**About this task**
Restate every line below word for word, but drop each picture.

Data listing START

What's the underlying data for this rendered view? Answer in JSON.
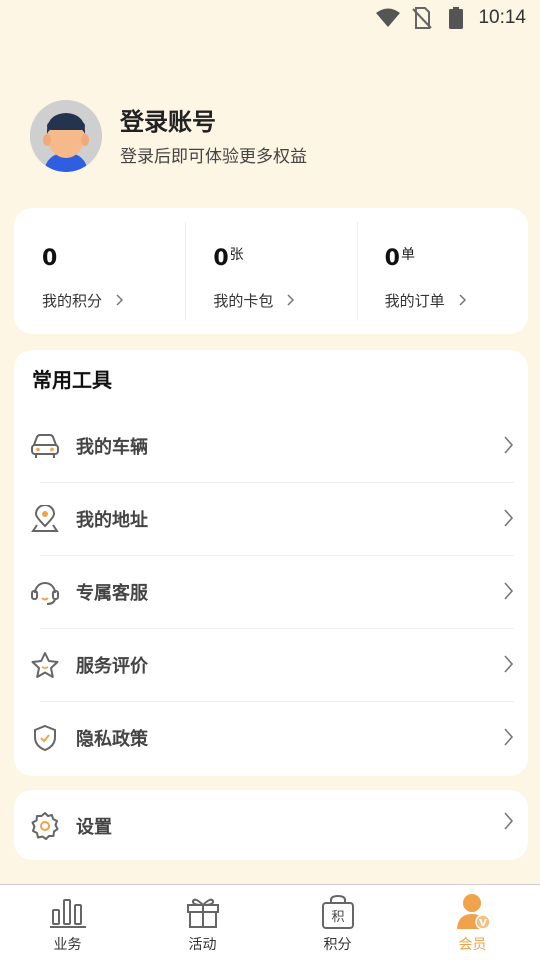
{
  "status_bar": {
    "time": "10:14"
  },
  "profile": {
    "title": "登录账号",
    "subtitle": "登录后即可体验更多权益"
  },
  "stats": [
    {
      "value": "0",
      "unit": "",
      "label": "我的积分"
    },
    {
      "value": "0",
      "unit": "张",
      "label": "我的卡包"
    },
    {
      "value": "0",
      "unit": "单",
      "label": "我的订单"
    }
  ],
  "tools": {
    "title": "常用工具",
    "items": [
      {
        "label": "我的车辆",
        "icon": "car-icon"
      },
      {
        "label": "我的地址",
        "icon": "location-pin-icon"
      },
      {
        "label": "专属客服",
        "icon": "headset-icon"
      },
      {
        "label": "服务评价",
        "icon": "star-icon"
      },
      {
        "label": "隐私政策",
        "icon": "shield-icon"
      }
    ]
  },
  "settings": {
    "label": "设置",
    "icon": "gear-icon"
  },
  "tabbar": {
    "items": [
      {
        "label": "业务",
        "icon": "bar-chart-icon",
        "active": false
      },
      {
        "label": "活动",
        "icon": "gift-icon",
        "active": false
      },
      {
        "label": "积分",
        "icon": "points-bag-icon",
        "active": false,
        "glyph": "积"
      },
      {
        "label": "会员",
        "icon": "member-icon",
        "active": true,
        "badge": "V"
      }
    ]
  },
  "colors": {
    "background": "#fdf6e4",
    "accent": "#f0a24c",
    "card": "#ffffff",
    "icon": "#666666"
  }
}
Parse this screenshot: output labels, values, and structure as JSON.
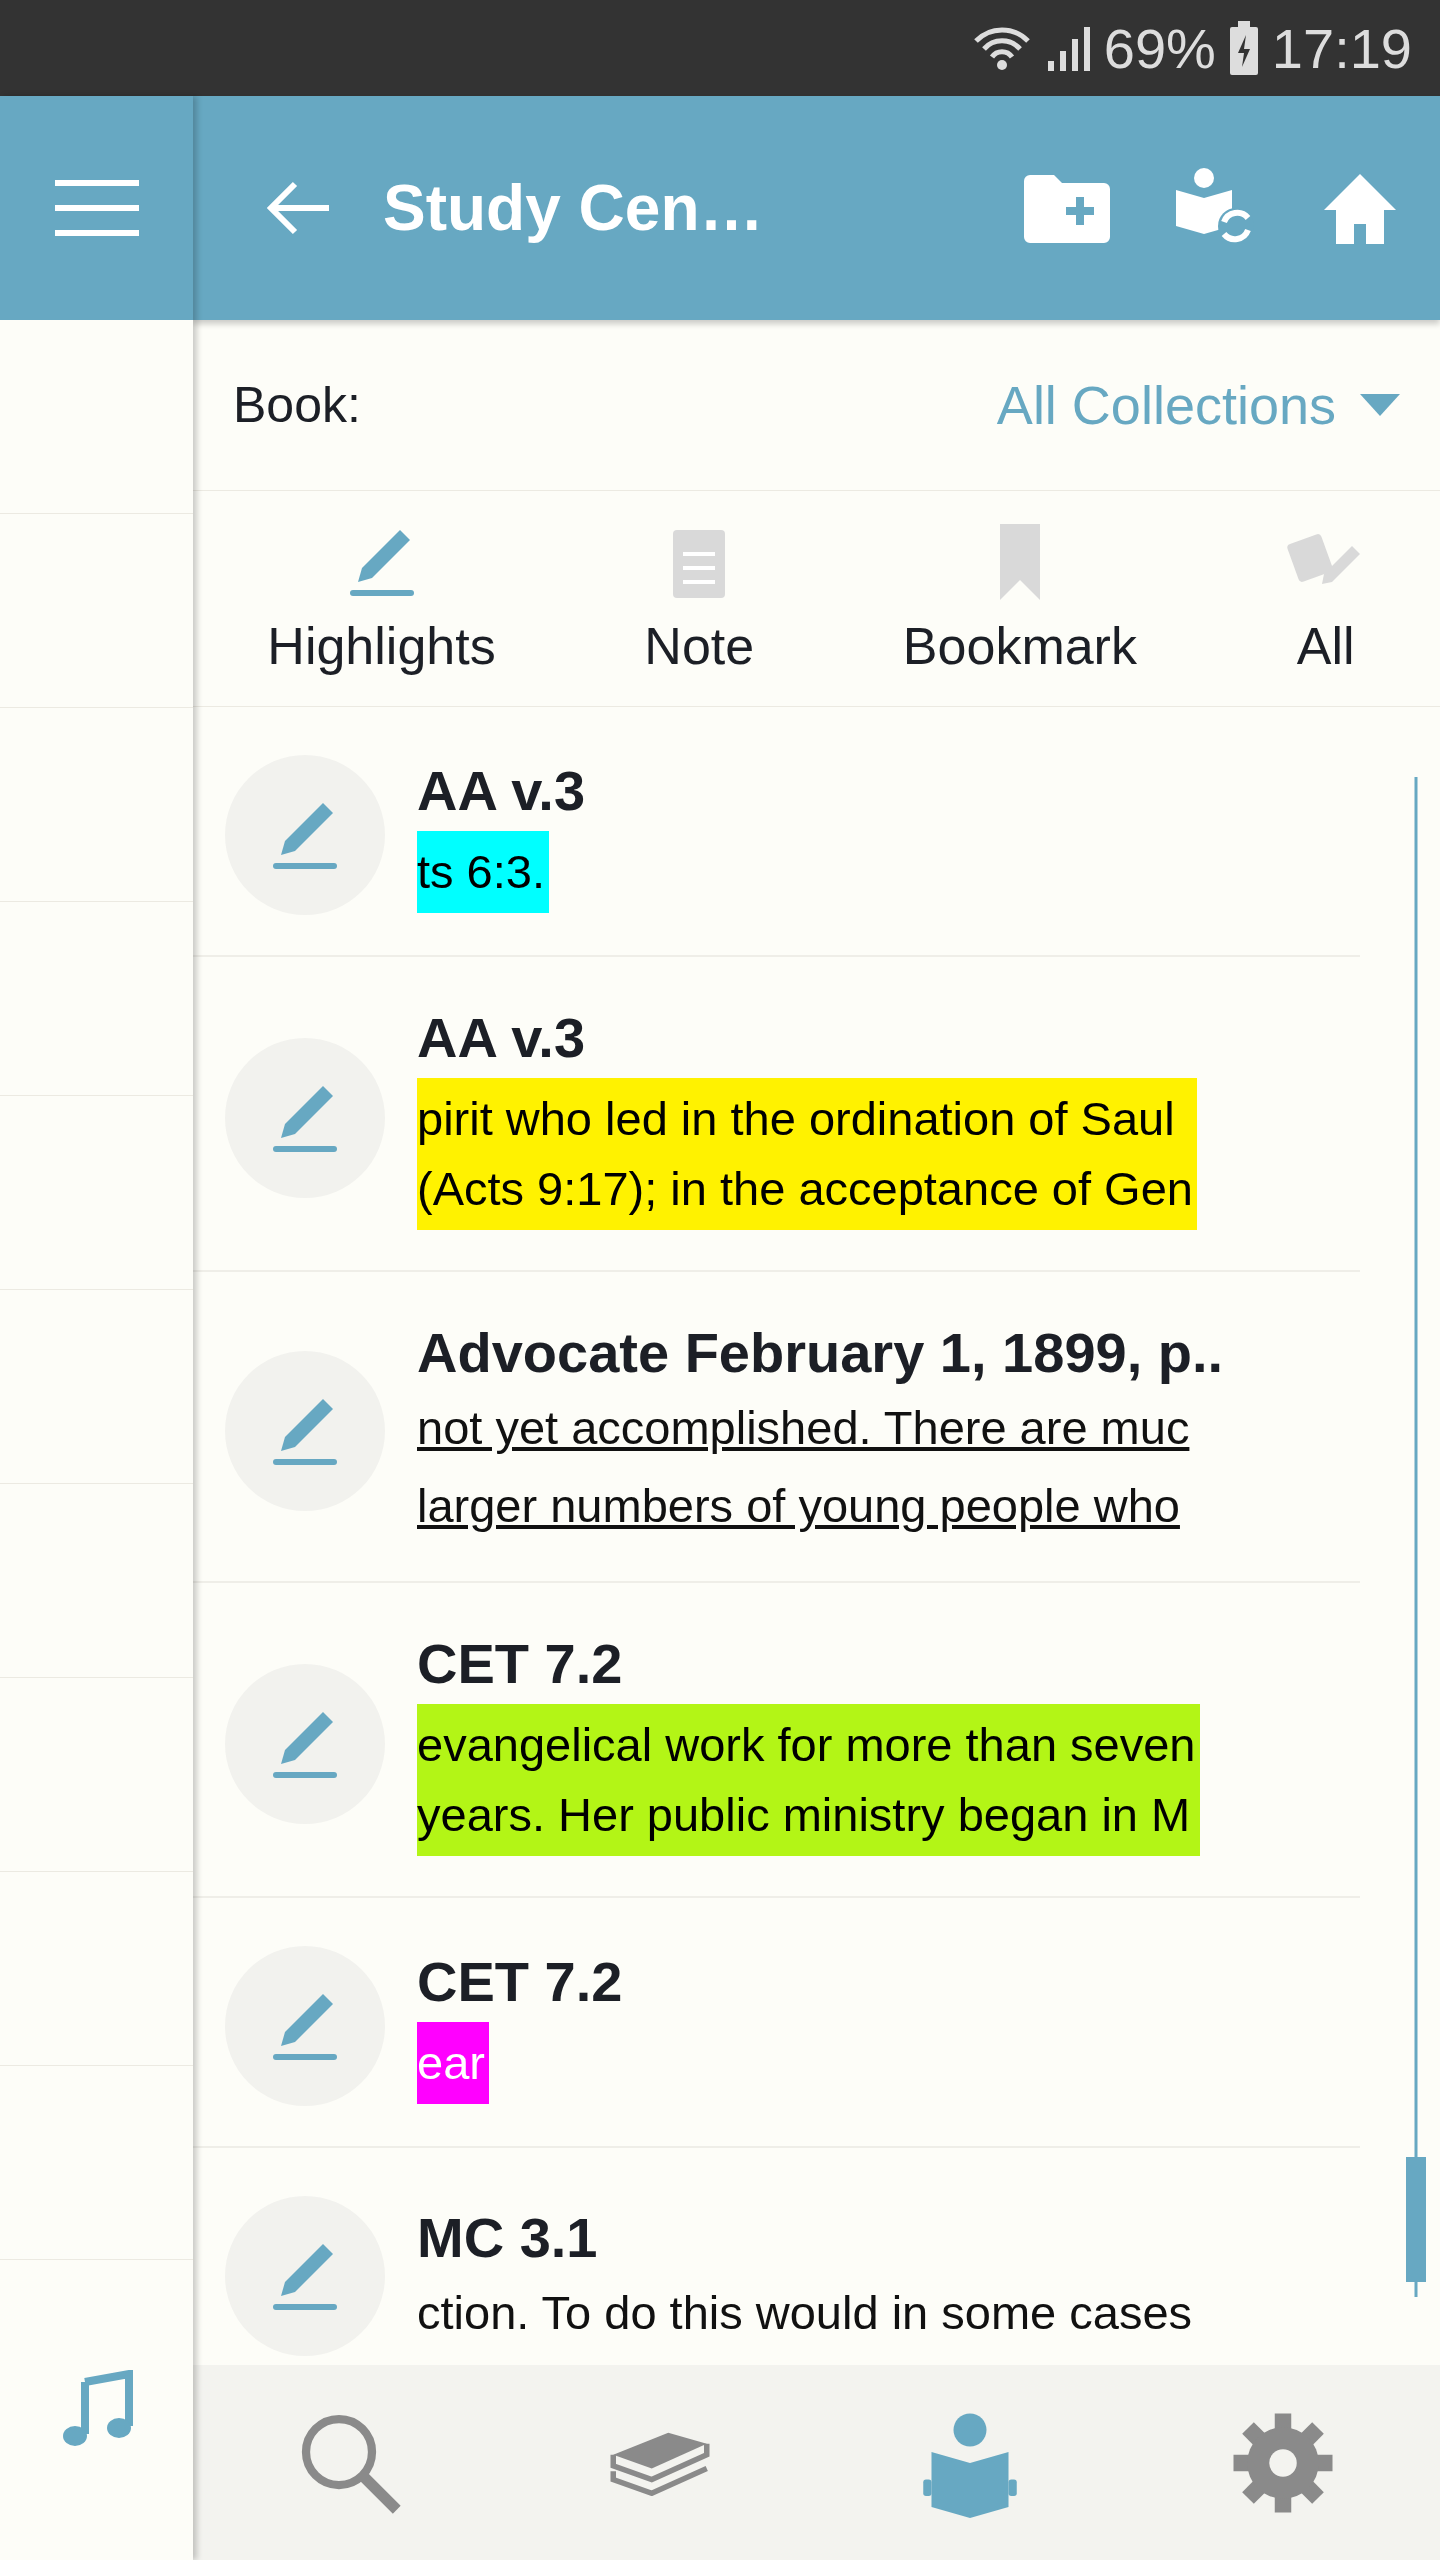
{
  "status_bar": {
    "battery": "69%",
    "time": "17:19"
  },
  "header": {
    "title": "Study Cen…"
  },
  "filter": {
    "label": "Book:",
    "value": "All Collections"
  },
  "tabs": [
    {
      "label": "Highlights",
      "kind": "highlight",
      "selected": true
    },
    {
      "label": "Note",
      "kind": "note",
      "selected": false
    },
    {
      "label": "Bookmark",
      "kind": "bookmark",
      "selected": false
    },
    {
      "label": "All",
      "kind": "all",
      "selected": false
    }
  ],
  "items": [
    {
      "title": "AA v.3",
      "kind": "highlight",
      "color": "#00ffff",
      "lines": [
        "ts 6:3."
      ]
    },
    {
      "title": "AA v.3",
      "kind": "highlight",
      "color": "#fff200",
      "lines": [
        "pirit who led in the ordination of Saul",
        "(Acts 9:17); in the acceptance of Gen"
      ]
    },
    {
      "title": "Advocate February 1,  1899, p..",
      "kind": "underline",
      "lines": [
        "not yet accomplished. There are muc",
        "larger numbers of young people who"
      ]
    },
    {
      "title": "CET 7.2",
      "kind": "highlight",
      "color": "#b3f516",
      "lines": [
        "evangelical work for more than seven",
        "years. Her public ministry began in M"
      ]
    },
    {
      "title": "CET 7.2",
      "kind": "highlight",
      "color": "#ff00ff",
      "lines": [
        "ear"
      ]
    },
    {
      "title": "MC 3.1",
      "kind": "plain",
      "lines": [
        "ction. To do this would in some cases"
      ]
    }
  ],
  "bottom_nav": [
    {
      "kind": "search",
      "selected": false
    },
    {
      "kind": "books",
      "selected": false
    },
    {
      "kind": "reader",
      "selected": true
    },
    {
      "kind": "settings",
      "selected": false
    }
  ]
}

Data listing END

**Answer space**
What's the underlying data for this rendered view? Answer in JSON.
{
  "status_bar": {
    "time": "10:14"
  },
  "profile": {
    "title": "登录账号",
    "subtitle": "登录后即可体验更多权益"
  },
  "stats": [
    {
      "value": "0",
      "unit": "",
      "label": "我的积分"
    },
    {
      "value": "0",
      "unit": "张",
      "label": "我的卡包"
    },
    {
      "value": "0",
      "unit": "单",
      "label": "我的订单"
    }
  ],
  "tools": {
    "title": "常用工具",
    "items": [
      {
        "label": "我的车辆",
        "icon": "car-icon"
      },
      {
        "label": "我的地址",
        "icon": "location-pin-icon"
      },
      {
        "label": "专属客服",
        "icon": "headset-icon"
      },
      {
        "label": "服务评价",
        "icon": "star-icon"
      },
      {
        "label": "隐私政策",
        "icon": "shield-icon"
      }
    ]
  },
  "settings": {
    "label": "设置",
    "icon": "gear-icon"
  },
  "tabbar": {
    "items": [
      {
        "label": "业务",
        "icon": "bar-chart-icon",
        "active": false
      },
      {
        "label": "活动",
        "icon": "gift-icon",
        "active": false
      },
      {
        "label": "积分",
        "icon": "points-bag-icon",
        "active": false,
        "glyph": "积"
      },
      {
        "label": "会员",
        "icon": "member-icon",
        "active": true,
        "badge": "V"
      }
    ]
  },
  "colors": {
    "background": "#fdf6e4",
    "accent": "#f0a24c",
    "card": "#ffffff",
    "icon": "#666666"
  }
}
Parse this screenshot: output labels, values, and structure as JSON.
{
  "status_bar": {
    "battery": "69%",
    "time": "17:19"
  },
  "header": {
    "title": "Study Cen…"
  },
  "filter": {
    "label": "Book:",
    "value": "All Collections"
  },
  "tabs": [
    {
      "label": "Highlights",
      "kind": "highlight",
      "selected": true
    },
    {
      "label": "Note",
      "kind": "note",
      "selected": false
    },
    {
      "label": "Bookmark",
      "kind": "bookmark",
      "selected": false
    },
    {
      "label": "All",
      "kind": "all",
      "selected": false
    }
  ],
  "items": [
    {
      "title": "AA v.3",
      "kind": "highlight",
      "color": "#00ffff",
      "lines": [
        "ts 6:3."
      ]
    },
    {
      "title": "AA v.3",
      "kind": "highlight",
      "color": "#fff200",
      "lines": [
        "pirit who led in the ordination of Saul",
        "(Acts 9:17); in the acceptance of Gen"
      ]
    },
    {
      "title": "Advocate February 1,  1899, p..",
      "kind": "underline",
      "lines": [
        "not yet accomplished. There are muc",
        "larger numbers of young people who"
      ]
    },
    {
      "title": "CET 7.2",
      "kind": "highlight",
      "color": "#b3f516",
      "lines": [
        "evangelical work for more than seven",
        "years. Her public ministry began in M"
      ]
    },
    {
      "title": "CET 7.2",
      "kind": "highlight",
      "color": "#ff00ff",
      "lines": [
        "ear"
      ]
    },
    {
      "title": "MC 3.1",
      "kind": "plain",
      "lines": [
        "ction. To do this would in some cases"
      ]
    }
  ],
  "bottom_nav": [
    {
      "kind": "search",
      "selected": false
    },
    {
      "kind": "books",
      "selected": false
    },
    {
      "kind": "reader",
      "selected": true
    },
    {
      "kind": "settings",
      "selected": false
    }
  ]
}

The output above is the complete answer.